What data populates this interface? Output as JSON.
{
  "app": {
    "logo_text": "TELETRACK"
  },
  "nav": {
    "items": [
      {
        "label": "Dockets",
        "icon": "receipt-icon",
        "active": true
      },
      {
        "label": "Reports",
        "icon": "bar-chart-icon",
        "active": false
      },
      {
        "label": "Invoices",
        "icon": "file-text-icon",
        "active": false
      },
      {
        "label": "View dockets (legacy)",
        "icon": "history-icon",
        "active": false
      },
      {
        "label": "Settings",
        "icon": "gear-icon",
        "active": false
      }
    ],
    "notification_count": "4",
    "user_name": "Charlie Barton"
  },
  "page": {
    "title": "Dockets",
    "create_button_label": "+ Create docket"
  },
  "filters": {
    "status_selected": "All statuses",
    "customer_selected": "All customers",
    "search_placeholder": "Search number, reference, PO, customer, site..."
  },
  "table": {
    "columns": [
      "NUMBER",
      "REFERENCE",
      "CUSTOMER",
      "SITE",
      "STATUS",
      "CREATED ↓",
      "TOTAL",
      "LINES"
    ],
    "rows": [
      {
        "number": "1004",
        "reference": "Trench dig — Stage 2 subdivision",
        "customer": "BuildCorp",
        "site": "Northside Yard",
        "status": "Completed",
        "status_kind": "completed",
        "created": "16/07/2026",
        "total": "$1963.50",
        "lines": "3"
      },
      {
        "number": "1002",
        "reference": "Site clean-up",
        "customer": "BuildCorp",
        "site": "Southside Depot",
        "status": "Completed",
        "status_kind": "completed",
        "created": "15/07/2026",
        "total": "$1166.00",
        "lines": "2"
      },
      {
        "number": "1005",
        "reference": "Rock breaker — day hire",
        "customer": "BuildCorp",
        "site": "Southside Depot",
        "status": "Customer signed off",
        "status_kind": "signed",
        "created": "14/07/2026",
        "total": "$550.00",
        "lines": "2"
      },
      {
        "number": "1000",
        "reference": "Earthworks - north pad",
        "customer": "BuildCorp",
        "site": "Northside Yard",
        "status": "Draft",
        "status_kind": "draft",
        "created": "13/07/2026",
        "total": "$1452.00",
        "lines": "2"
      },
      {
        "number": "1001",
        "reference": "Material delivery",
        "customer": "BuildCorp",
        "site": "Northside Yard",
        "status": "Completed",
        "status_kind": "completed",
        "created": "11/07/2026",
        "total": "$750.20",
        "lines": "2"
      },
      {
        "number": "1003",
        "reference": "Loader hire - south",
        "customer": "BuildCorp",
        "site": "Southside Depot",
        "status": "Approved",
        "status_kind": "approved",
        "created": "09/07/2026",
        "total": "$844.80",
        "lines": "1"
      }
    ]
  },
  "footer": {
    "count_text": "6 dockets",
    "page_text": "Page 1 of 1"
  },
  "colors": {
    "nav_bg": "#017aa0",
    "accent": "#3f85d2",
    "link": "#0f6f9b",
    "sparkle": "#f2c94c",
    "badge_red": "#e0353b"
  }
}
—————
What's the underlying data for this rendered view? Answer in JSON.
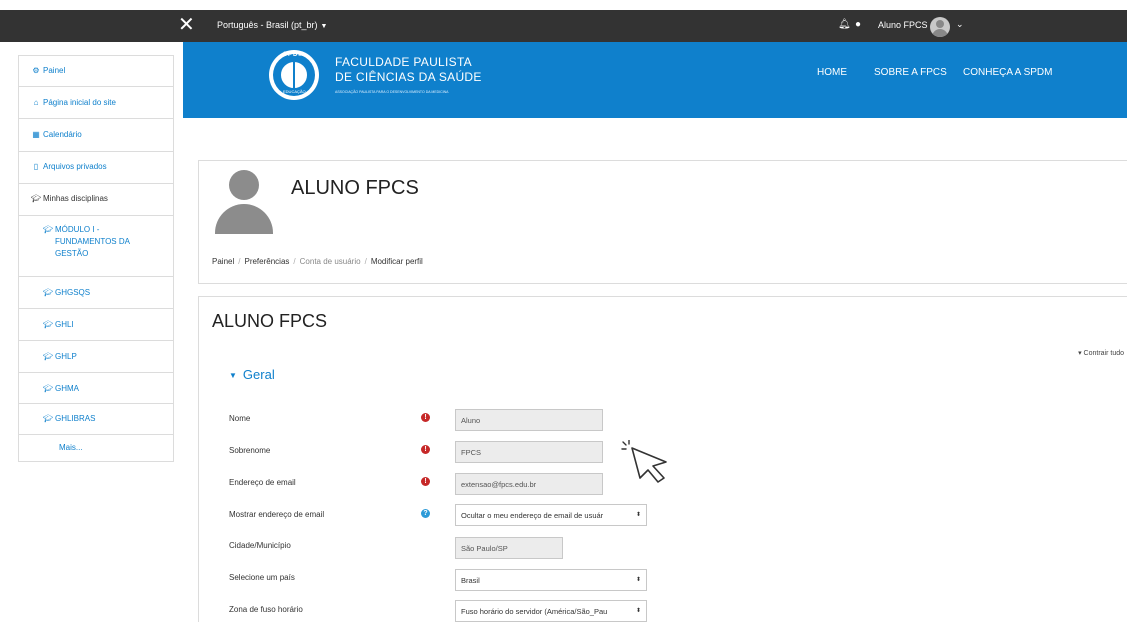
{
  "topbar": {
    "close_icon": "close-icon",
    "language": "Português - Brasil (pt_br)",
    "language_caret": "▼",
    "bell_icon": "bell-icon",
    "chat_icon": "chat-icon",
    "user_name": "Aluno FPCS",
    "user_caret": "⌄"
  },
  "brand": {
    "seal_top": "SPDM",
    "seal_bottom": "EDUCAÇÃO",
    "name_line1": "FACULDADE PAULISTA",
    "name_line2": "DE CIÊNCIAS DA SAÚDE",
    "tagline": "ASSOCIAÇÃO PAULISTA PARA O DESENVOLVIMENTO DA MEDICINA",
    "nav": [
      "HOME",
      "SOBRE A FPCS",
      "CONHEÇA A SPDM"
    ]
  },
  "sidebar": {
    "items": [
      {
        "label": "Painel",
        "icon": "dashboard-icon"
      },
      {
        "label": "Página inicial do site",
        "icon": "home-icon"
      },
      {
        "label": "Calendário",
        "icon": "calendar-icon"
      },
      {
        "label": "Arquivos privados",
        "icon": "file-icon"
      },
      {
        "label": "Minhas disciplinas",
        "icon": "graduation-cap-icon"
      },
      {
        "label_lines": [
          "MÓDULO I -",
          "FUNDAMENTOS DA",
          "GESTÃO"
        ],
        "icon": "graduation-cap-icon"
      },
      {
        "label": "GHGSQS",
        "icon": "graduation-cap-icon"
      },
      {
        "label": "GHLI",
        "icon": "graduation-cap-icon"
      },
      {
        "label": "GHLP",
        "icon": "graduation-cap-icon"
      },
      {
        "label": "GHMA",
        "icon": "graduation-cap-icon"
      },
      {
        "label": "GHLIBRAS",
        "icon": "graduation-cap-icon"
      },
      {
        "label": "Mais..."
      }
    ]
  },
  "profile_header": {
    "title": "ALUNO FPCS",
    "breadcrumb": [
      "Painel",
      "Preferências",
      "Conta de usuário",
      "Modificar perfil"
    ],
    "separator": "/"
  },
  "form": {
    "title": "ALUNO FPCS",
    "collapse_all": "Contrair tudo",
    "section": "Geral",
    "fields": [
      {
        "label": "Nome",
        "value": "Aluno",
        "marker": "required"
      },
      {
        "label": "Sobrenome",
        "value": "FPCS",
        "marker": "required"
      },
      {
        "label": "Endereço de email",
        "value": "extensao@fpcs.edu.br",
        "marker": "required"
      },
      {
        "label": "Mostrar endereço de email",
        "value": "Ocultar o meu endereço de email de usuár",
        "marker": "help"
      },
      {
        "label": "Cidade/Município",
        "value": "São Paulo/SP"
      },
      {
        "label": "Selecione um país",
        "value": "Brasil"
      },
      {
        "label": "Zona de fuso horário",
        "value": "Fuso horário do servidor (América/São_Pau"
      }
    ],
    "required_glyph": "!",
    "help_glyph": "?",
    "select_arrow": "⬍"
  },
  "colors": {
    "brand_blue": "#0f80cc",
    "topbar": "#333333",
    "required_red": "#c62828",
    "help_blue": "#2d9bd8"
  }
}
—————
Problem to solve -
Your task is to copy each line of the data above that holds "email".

Result below -
        "label": "Endereço de email",
        "label": "Mostrar endereço de email",
        "value": "Ocultar o meu endereço de email de usuár",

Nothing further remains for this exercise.